I’ve learned to trust the process….

These days in Philly, the phrase “Trust the Process” has a loaded meaning. The term has become the headline for the decisions made by the Philadelphia 76ers over the last 4 years as they determined that a new path needed to be forged because the old path wasn’t working. You see, the key to winning championships in the NBA is to have multiple superstars play for your team. Other than an NFL QB, a single NBA player has the opportunity to impact the success of their team more than any individual can in any other major team sport. Mike Trout, arguably the best player in baseball, has finished top two in MVP voting each of the last 5 years but his team has only made the playoffs once, getting swept in 3 games. In the NBA, the superstars, the MVPs, are the ones making deep playoff runs and wearing multiple championship rings. For the 76ers to become the preeminent NBA franchise, they needed multiple superstars and in order to get multiple superstars, you need top draft picks. The top draft picks go to the teams with the worst records, so the 76ers path became clear, to win a lot, they had to lose a ton.

A professional sports team intentionally losing games is an unnatural thing. Owners seek revenue, which is driven by the Fans. Fans spend their money based on the team’s performance. Ticket sales, concessions revenue, merchandise sales are all driven by Fans and are traditionally tied to a team’s performance. Winning teams sell more tickets, beer and jerseys than losing teams do, this is the basic economics of sports. So intentionally losing games upsets the balance of the league and is in direct conflict with nearly all NBA stakeholders. TV networks that pay millions for broadcasting rights do not want to televise a team trying to lose. Owners of stadiums do not want to host games where a team is intentionally trying to lose. Powerful Sports Agents, do not want their athletes to play for a team that is intentionally trying to lose. However, in 2013 the 76ers hired Sam Hinkie as their General Manager and Sam Hinkie said he wanted to win and in order to give the team the best chance to win, he was going to have them lose, he was going to have them lose as many games as it took to eventually win.

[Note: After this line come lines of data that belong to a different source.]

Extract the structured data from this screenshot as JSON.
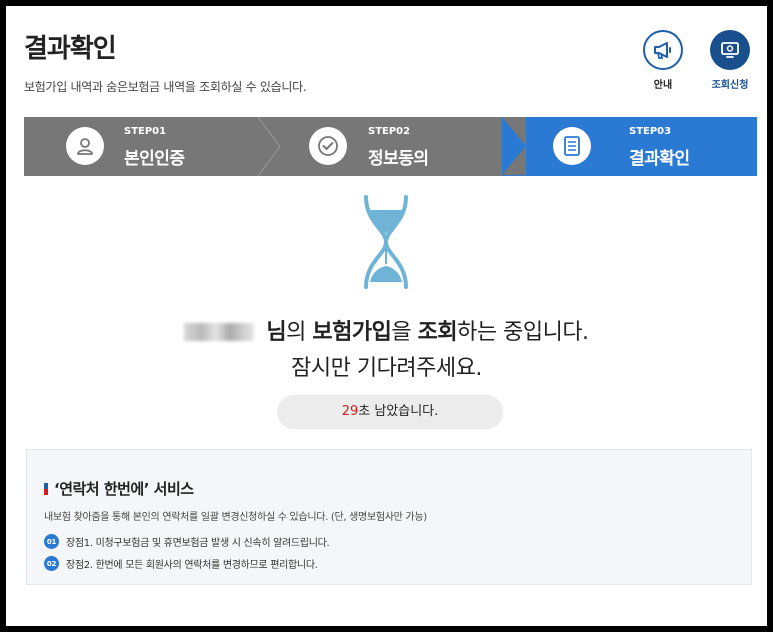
{
  "header": {
    "title": "결과확인",
    "description": "보험가입 내역과 숨은보험금 내역을 조회하실 수 있습니다."
  },
  "actions": {
    "guide_label": "안내",
    "apply_label": "조회신청"
  },
  "steps": [
    {
      "step": "STEP01",
      "label": "본인인증",
      "icon": "user-icon",
      "active": false
    },
    {
      "step": "STEP02",
      "label": "정보동의",
      "icon": "check-circle-icon",
      "active": false
    },
    {
      "step": "STEP03",
      "label": "결과확인",
      "icon": "document-icon",
      "active": true
    }
  ],
  "status": {
    "name_suffix": "님",
    "particle_of": "의",
    "keyword1": "보험가입",
    "particle_obj": "을",
    "keyword2": "조회",
    "rest": "하는 중입니다.",
    "line2": "잠시만 기다려주세요."
  },
  "timer": {
    "seconds": "29",
    "suffix": "초 남았습니다."
  },
  "service": {
    "title": "‘연락처 한번에’ 서비스",
    "description": "내보험 찾아줌을 통해 본인의 연락처를 일괄 변경신청하실 수 있습니다. (단, 생명보험사만 가능)",
    "items": [
      {
        "num": "01",
        "text": "장점1. 미청구보험금 및 휴면보험금 발생 시 신속히 알려드립니다."
      },
      {
        "num": "02",
        "text": "장점2. 한번에 모든 회원사의 연락처를 변경하므로 편리합니다."
      }
    ]
  },
  "colors": {
    "accent": "#2a79d3",
    "step_inactive": "#777777",
    "timer_number": "#d21c1c",
    "hourglass": "#6fb4d6"
  }
}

So as the team traded away their best players for future draft picks and drafted injured players with the highest potential, the Fans, the Media, the other NBA owners, league advertisers and TV executives began to condemn the team and their actions. However, a small subset of Fans aligned with Hinkie’s thought process. Slowly a few players and a few media members did as well. It was soon after that the phrase “Trust the Process” became the rallying cry for those that wanted to win at any cost, for those that wanted to change the way teams built, those that “had the longest view in the room” as Sam put it.

Early Process Truster

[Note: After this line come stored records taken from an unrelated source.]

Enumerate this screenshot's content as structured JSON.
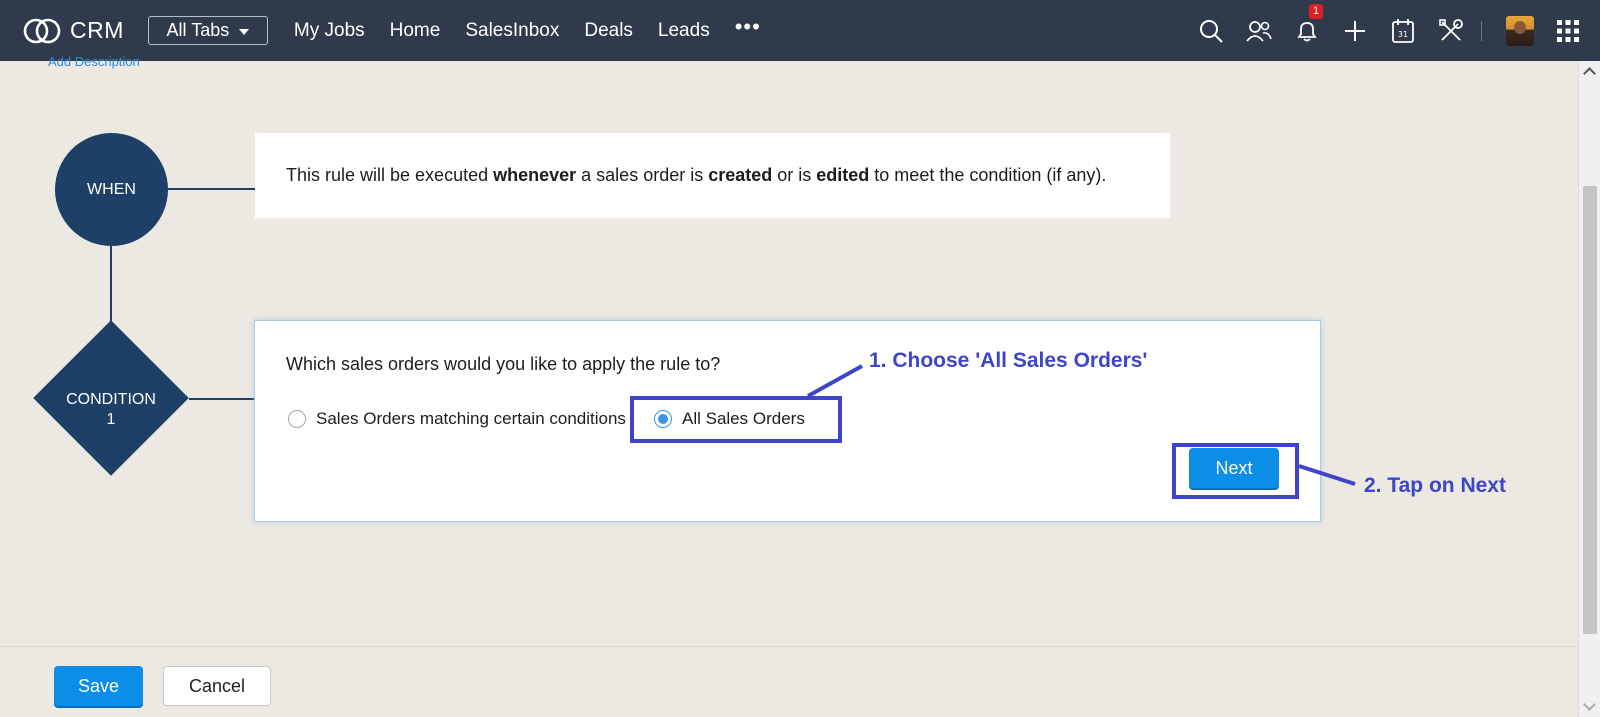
{
  "topbar": {
    "app_name": "CRM",
    "all_tabs_label": "All Tabs",
    "nav": [
      "My Jobs",
      "Home",
      "SalesInbox",
      "Deals",
      "Leads"
    ],
    "more_label": "•••",
    "notification_count": "1",
    "icons": [
      "search-icon",
      "contacts-icon",
      "bell-icon",
      "plus-icon",
      "calendar-icon",
      "tools-icon",
      "avatar",
      "apps-grid-icon"
    ]
  },
  "content": {
    "add_description": "Add Description",
    "when_label": "WHEN",
    "condition_label": "CONDITION",
    "condition_number": "1",
    "when_text": {
      "p1": "This rule will be executed ",
      "b1": "whenever",
      "p2": " a sales order is ",
      "b2": "created",
      "p3": " or is ",
      "b3": "edited",
      "p4": " to meet the condition (if any)."
    },
    "question": "Which sales orders would you like to apply the rule to?",
    "options": [
      "Sales Orders matching certain conditions",
      "All Sales Orders"
    ],
    "selected_option": "All Sales Orders",
    "next_label": "Next"
  },
  "annotations": {
    "step1": "1. Choose 'All Sales Orders'",
    "step2": "2. Tap on Next",
    "color": "#3e45c8"
  },
  "footer": {
    "save_label": "Save",
    "cancel_label": "Cancel"
  },
  "colors": {
    "topbar_bg": "#2f3b4c",
    "node_fill": "#1e3f66",
    "primary_button": "#0a8ee8",
    "page_bg": "#ece9e2"
  }
}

The more the team lost, the more supporters of the process would defend the team’s actions. The 76ers got good at losing, very good. They lost over 80% of their games from the start of the 2013–14 season through the end of the 2015–16 season. They tied the record for most consecutive losses at 26 straight, and then broke it two years later by losing 28 games in a row. The players weren’t throwing the game, a term often used to mean that the players lost on purpose via their actions on the court. Instead the GM managed the team to this type of historic losing, by starting players that wouldn’t make any other team’s roster and trading away any decent player for more draft picks. The players were trying, the coach (now beloved in Philadelphia) was trying to win, but everyone knew this was just part of the process.

Where we sit now in 2017, the 76ers future is still in doubt. Sam Hinkie was forced out as GM last year due to pressure from the NBA stakeholders who could no longer accept his methods. Sam wrote this masterpiece on his way out the door, worth a read for everyone regardless of your thoughts on basketball. While the Sixers have not made the playoffs since this process started, they have obtained a high number of young talented players and an even higher number of assets in future drafts. So while the process is not complete, I have come to fully trust it, because it was the road less traveled. The process the 76ers took was different, it was the way Sam Hinkie looked at a defined set of rules and policy and found a way to still disrupt the system.

So how does any of this relate to this blog? It’s all fairly simple. At Inspire, we’re building something that hasn’t been built. A company, a suite of products and a culture that ceased to exist before we came along. It has been a unique journey to go from where we started to where we are today, and will be an even greater voyage to reach the lofty goals we have for ourselves. We aim to change the way people think of and use energy. We strive to implement seamless technology that disrupts the utility model from days past. To break down these walls, to usher in a brighter energy future, is an ongoing process for us here at Inspire, but it is a process that I trust.

It’s a metaphor.

We’re always looking for new Avengers to join us, to trust our process and to make a difference. Check us out!